Canon Maria Tjeltveit
Church of the Mediator, Allentown
That night the Lord stood near him and said,
“Keep up your courage!
For just as you have testified for me in Jerusalem,
so you must bear witness also in Rome.”
Paul definitely needed to keep up his courage, as he was being challenged by those who claimed he was distorting their way of life. A band of them took an oath that they would not eat or drink until they had killed Paul. The apostle heard about this plot through his nephew, who then told the tribune. The tribune had a large company of soldiers, horsemen and spearmen set off at night to take Paul to see the governor, Felix. At the end of Acts 23, Paul is left waiting in Caesarea for his accusers to arrive.
“Keep up your courage!” These are words of encouragement that we all need at times, in our lives and the lives of our congregations. Today we think about 3 small churches (each having an average attendance of 15-20 people) that keep up their courage in the face of challenges, with shrinking populations around them and no full time clergy presence.
Christ Church, Susquehanna, was incorporated in 1898 and their current building was consecrated in 1923. It is one of the northern-most churches in the diocese. The congregation is like a close family which has found ways to navigate the social and cultural changes in the church and community. Some members received training and got Worship Leader Certification to lead Morning Prayer when they don’t have a supply priest. The parish has been open to innovation in their worship and music, and has welcomed the LGBT community. They are also proud of the amount of outreach they do in a town where there is a lot of poverty. They are a site for distribution of food twice a year and give generously to food pantries. They have a rummage sale/give away, focusing particularly on children’s clothing; as mothers without transportation rely on them. The members have a deep faith and a sense that the Holy Spirit is working in them.
Calvary Church, Tamaqua, and Holy Apostles, St. Clair, are further south, in Schuylkill County. Calvary was chartered in 1849, and Holy Apostles, the year before, 1848. Both churches’ buildings date from roughly the same period.
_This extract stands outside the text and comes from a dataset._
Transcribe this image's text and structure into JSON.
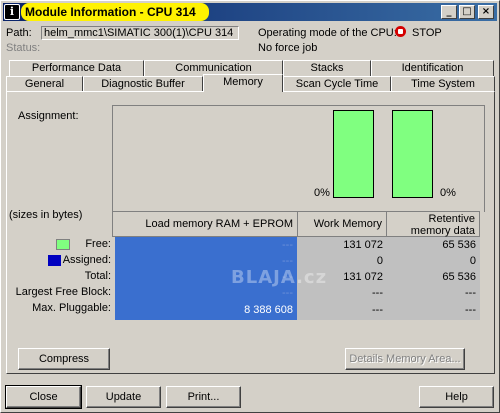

Twice a month Calvary has an informal Eucharist on their first floor, led by their long-term supply priest. It was begun originally to accommodate someone in a wheelchair, and now incorporates children and even dogs. The other Sundays are a somewhat more formal Eucharist in the main church. The first floor is home to a state-licensed adult daycare center during the week. This was started by a former rector and is an important ministry hosted there. Members of the congregation serve on the board. The town of Tamaqua is reinventing itself as a center for the arts, and Calvary may benefit from this renewal.
Holy Apostles prides itself in serving the community. Their annual Thanksgiving Dinner, gets support from their North Parish partner, St. John’s, Ashland, and other churches, to serve over 300 people a free meal. They have a Strawberry Festival, at Holy Apostles, and a Peach Festival, at St. John’s, which are fundraisers but also build community. They feed breakfast to the veterans who go to the firing squads at the cemetery. They collect food for the Head Start families who use their building. They give money to the school district to buy coats for children. Recently, a group of young people who were delivering Thanksgiving meals told the Senior Warden, “You’re the only church in town that does anything for the community.” The priest at the large Russian Orthodox church next door told her, “This little church does more than us big churches.”
Today, take some time to hear God saying to you, and your congregation, “Keep up your courage!”
(Featured image is from a set of windows about St. Paul at First Presbyterian Church, Wilkes Barre.)